If one thrives on hatred, should they set their mind to it, one could live perhaps the most content life of all. There is so much hate in the world, and it is so available that one could just reach out, as if into thin air, and grasp a bundle of hate and eat it. There is a lot of love as well, sure, but most of the time, it’s not so easy to just reach out and grab – and for that reason people tend to lean towards hate. They tend not to stretch their tired arm so far, not to rise from their comfortable seated position, not even to think twice about it. They just settle for hate. To get to love, one must pass hate. Most people, in their weak and sedated state, just stop at hate. It’s closer.
Hate is comfortable:
Hate can be comfortable for the hater but painful for the hated. Love can be painful for the lover and comfortable for the loved. It’s our charge as selfish humans to enjoy hate and ignore love. To focus on our comfort and other’s pain. Our own discomfort is far worse a thing then someone else’s pain simply because of who owns what. Perception is reality especially in hate. Love can scare us. It can rock our thoughts and rattle our emotions. Hate gives us the illusion of control because we think we understand it. Love confuses us, though it’s one of nature’s base values. There was love before there was hate. But hate has reigned longer than love.
Hate is what we know:
As our world’s history is so riddled with hateful people and hateful acts we seem used to it, and when those hateful people act out against other hateful people, and all the hate starts to fly back and forth, it feels as if it is right, as if it is normal. Hate is our status quo. Hate is harvested. Hate is given away for free. Love is cherished and often kept close to one’s chest. Love is something we are told we have to work hard to find and work harder to keep. History books are filled with hateful battles, quarrels, arguments, fits and spats instigated and fought by hateful kings, soldiers, warriors, conquerors, armies and militias. We are taught hate as kids. We are given the option to find love as adults. Love requires compassion. Hate requires only ego. We are born with ego, but we must learn compassion.
Hate grows, love shrinks:
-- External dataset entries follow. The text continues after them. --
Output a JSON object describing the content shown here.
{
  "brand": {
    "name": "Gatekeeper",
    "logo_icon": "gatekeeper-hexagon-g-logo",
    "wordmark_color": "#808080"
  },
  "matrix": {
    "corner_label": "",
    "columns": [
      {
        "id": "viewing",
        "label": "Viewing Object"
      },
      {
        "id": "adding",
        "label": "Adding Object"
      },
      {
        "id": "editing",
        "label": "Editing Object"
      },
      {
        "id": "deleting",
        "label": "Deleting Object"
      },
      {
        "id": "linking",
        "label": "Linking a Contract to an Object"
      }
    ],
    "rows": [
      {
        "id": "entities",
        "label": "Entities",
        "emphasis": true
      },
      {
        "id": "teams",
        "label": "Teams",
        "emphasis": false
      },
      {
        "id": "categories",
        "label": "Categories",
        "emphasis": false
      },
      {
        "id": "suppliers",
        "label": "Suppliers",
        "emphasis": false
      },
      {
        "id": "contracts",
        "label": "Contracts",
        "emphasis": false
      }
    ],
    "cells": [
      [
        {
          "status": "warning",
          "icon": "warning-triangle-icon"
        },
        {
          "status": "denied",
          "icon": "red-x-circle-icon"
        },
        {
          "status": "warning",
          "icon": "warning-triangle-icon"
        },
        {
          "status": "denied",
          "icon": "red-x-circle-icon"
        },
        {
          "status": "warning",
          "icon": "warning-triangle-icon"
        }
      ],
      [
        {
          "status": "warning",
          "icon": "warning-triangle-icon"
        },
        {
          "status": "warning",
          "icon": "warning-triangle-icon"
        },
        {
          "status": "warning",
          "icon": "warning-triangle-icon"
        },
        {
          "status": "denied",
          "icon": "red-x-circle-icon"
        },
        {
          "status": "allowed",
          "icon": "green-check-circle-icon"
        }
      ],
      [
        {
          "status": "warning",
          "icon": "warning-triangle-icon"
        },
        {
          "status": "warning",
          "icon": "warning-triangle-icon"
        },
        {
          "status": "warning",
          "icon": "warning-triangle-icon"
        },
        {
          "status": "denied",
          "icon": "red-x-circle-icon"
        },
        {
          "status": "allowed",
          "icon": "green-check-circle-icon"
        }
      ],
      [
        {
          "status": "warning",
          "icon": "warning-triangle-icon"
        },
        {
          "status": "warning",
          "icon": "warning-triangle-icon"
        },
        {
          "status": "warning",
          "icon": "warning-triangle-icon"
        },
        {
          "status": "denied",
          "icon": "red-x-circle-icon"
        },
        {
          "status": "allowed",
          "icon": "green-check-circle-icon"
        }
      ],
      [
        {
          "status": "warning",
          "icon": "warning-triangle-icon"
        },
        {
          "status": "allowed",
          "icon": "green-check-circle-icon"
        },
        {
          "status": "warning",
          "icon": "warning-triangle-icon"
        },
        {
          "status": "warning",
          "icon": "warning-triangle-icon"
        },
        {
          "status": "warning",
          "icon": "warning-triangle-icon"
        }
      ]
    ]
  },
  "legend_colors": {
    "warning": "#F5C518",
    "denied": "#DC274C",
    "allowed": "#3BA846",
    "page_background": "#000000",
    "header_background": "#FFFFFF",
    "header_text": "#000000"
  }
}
The world is getting worse. Hateful people breed hateful people. Loving people breed loving people and hateful people. Love grows within the lover but shrinks within the world. Hate grows within the hater and grows within the world. Modern man is controlled by the masses. Modern man is comforted by large groups who think the same as him. Love is more powerful than hate. But love is outnumbered by hate. When the masses hate, the masses grow. Love is born in the universe and grows into the man. Hate is born in the man and grows out into the universe.
Hate doesn’t stand a chance:
Haters are more passive than active. Lovers are more active than passive. Love is worth dying for. Hate is not. The small armies of love will march longer and further than the massive armies of hate. The world’s lovers are aware of the world’s haters. The world’s haters are unaware of the world’s lovers. Lovers spread love. Haters spread hate. But, lovers spread actively while haters spread passively. Love is right. Hate is wrong. Basic principles in this world are upheld by physics. Yes, the dusk of hate is dark and long, but the dawn of love is brighter and longer. A hater’s hate is no match for a lover’s love. For even in death a lover’s love lives on when the hater’s hate turns to ash.
Postscript on love:
I wouldn’t dare voice an opinion on something that wasn’t entirely subjective. Love knows no rules, has no authorities, protectors or enforcers. Therefore I am free to write and speak all I wish about Love and no one can really say I am wrong about it. You can however say I am wrong about hate, but chances are, you are an optimist.
image – bahoolala